- _Assignment_: Please copy every line of the records below that holds the word "objeto".

Excerpts from an interface dataset
—————

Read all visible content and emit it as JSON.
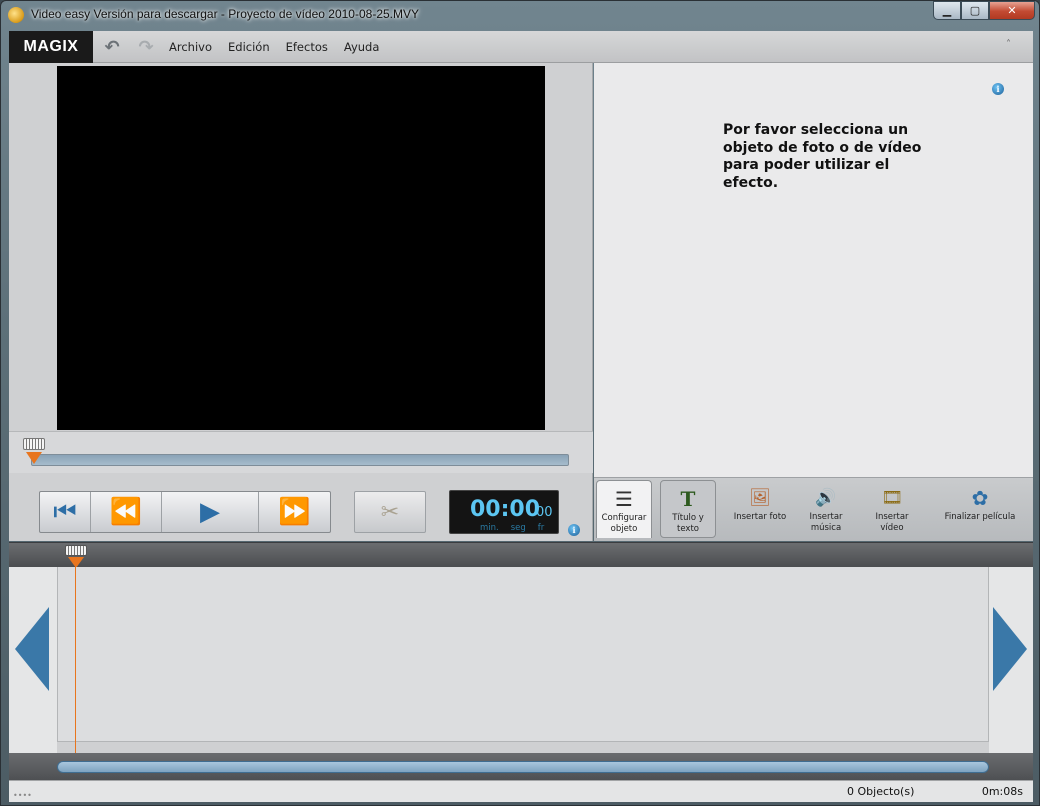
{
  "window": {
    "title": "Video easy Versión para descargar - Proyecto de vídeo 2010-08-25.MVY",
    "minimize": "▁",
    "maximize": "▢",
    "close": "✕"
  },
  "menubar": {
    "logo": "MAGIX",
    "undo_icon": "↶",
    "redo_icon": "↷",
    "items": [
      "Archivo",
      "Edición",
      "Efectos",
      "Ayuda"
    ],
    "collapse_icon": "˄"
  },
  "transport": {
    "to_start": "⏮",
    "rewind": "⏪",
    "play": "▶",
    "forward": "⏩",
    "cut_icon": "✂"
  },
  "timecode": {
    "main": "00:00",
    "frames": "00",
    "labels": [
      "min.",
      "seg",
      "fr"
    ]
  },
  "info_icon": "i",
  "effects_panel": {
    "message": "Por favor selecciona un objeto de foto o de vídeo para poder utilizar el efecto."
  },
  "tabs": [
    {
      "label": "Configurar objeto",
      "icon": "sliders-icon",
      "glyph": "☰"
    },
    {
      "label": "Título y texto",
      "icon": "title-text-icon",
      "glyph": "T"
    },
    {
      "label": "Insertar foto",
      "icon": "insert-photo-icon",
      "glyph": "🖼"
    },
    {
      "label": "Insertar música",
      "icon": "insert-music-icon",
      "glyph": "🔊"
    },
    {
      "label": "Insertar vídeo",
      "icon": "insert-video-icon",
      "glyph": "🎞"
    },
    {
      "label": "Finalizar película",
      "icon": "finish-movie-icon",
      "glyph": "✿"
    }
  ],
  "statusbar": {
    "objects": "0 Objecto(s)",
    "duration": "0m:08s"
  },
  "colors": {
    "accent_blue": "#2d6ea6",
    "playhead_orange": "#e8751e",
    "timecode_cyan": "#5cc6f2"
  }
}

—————

- _Response_:
    "message": "Por favor selecciona un objeto de foto o de vídeo para poder utilizar el efecto."
      "label": "Configurar objeto",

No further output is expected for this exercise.